- [WHAT YOU SHOULD DO] The full set of entries below must be returned exactly as shown.

[App and web page records]
^^^^^^^^
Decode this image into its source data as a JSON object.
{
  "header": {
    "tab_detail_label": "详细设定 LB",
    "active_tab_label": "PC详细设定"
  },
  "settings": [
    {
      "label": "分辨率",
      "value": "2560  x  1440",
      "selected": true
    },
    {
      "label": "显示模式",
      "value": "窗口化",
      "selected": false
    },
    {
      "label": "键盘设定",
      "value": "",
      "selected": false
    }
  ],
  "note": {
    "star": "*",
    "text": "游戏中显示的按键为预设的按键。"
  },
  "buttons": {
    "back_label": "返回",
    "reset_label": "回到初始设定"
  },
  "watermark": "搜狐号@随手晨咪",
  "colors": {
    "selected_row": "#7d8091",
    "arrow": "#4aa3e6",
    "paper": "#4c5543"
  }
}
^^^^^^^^
- [OUTPUT FOR THIS TASK]
Decode this image into its source data as a JSON object.
{
  "header": {
    "tab_detail_label": "详细设定 LB",
    "active_tab_label": "PC详细设定"
  },
  "settings": [
    {
      "label": "分辨率",
      "value": "2560  x  1440",
      "selected": true
    },
    {
      "label": "显示模式",
      "value": "窗口化",
      "selected": false
    },
    {
      "label": "键盘设定",
      "value": "",
      "selected": false
    }
  ],
  "note": {
    "star": "*",
    "text": "游戏中显示的按键为预设的按键。"
  },
  "buttons": {
    "back_label": "返回",
    "reset_label": "回到初始设定"
  },
  "watermark": "搜狐号@随手晨咪",
  "colors": {
    "selected_row": "#7d8091",
    "arrow": "#4aa3e6",
    "paper": "#4c5543"
  }
}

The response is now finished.